I take it, however, that the advocates of divorce do not mean that marriage is to remain ideal only in the sense of being almost impossible. They do not mean that a faithful husband is only to be admired as a fanatic. The reasonable men among them do really mean that a divorced person shall be tolerated as something unusually unfortunate, not merely that a married person shall be admired as some thing unusually blessed and inspired. But whatever they desire, it is as well that they should realise exactly what they do; and in this case I should like to hear their criticisms in the matter of what they see. They must surely see that [...] the new liberty is being taken in the spirit of licence as if the exception were to be the rule, or, rather, perhaps the absence of rule.

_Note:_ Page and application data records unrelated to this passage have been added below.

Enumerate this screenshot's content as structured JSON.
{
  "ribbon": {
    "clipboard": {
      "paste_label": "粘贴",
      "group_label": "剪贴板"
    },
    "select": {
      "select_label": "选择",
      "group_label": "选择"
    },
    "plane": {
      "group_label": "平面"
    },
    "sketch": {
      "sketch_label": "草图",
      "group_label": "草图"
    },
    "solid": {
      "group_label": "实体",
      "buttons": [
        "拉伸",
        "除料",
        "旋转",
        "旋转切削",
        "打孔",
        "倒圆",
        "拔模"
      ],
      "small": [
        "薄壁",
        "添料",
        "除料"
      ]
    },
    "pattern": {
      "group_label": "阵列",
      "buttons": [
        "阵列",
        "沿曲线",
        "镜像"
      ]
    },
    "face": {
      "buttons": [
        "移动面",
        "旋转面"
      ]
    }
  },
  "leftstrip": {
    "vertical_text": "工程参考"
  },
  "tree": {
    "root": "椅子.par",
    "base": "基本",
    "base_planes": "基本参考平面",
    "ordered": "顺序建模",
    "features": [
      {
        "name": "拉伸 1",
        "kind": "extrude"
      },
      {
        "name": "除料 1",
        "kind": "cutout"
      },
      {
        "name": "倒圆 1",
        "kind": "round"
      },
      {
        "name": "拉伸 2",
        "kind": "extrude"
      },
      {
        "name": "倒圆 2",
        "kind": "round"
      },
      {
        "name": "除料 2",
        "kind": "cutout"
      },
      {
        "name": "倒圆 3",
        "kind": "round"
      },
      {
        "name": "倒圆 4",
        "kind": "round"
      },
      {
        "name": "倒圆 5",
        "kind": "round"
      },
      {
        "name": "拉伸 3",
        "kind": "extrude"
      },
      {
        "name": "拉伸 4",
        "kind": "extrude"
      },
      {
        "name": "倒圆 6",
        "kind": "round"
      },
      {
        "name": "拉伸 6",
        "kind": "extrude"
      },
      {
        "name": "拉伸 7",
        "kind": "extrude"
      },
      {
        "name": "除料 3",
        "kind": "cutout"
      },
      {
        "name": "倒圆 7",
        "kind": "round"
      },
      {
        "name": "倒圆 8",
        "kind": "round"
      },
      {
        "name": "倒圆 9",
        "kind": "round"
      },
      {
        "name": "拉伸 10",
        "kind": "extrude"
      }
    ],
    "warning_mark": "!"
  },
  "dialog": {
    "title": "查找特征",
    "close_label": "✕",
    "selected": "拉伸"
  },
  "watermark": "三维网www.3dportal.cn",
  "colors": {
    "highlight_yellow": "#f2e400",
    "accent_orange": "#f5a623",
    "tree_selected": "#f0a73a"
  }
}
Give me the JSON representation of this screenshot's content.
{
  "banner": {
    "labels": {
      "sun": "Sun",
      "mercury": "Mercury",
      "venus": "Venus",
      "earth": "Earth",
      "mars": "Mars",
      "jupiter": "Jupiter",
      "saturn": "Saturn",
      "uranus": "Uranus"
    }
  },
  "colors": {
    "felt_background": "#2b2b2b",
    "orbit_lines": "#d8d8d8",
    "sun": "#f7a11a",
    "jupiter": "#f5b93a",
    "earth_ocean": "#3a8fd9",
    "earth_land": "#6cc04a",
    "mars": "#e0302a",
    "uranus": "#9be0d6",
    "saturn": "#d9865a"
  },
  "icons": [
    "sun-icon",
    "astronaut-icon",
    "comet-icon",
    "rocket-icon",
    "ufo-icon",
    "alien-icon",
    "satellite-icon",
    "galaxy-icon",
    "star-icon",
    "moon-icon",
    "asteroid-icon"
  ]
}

This will especially be made manifest if we consider that the effect of the process is accumulative like a snowball, and returns on itself like a snowball.
The Superstition of Divorce (1920)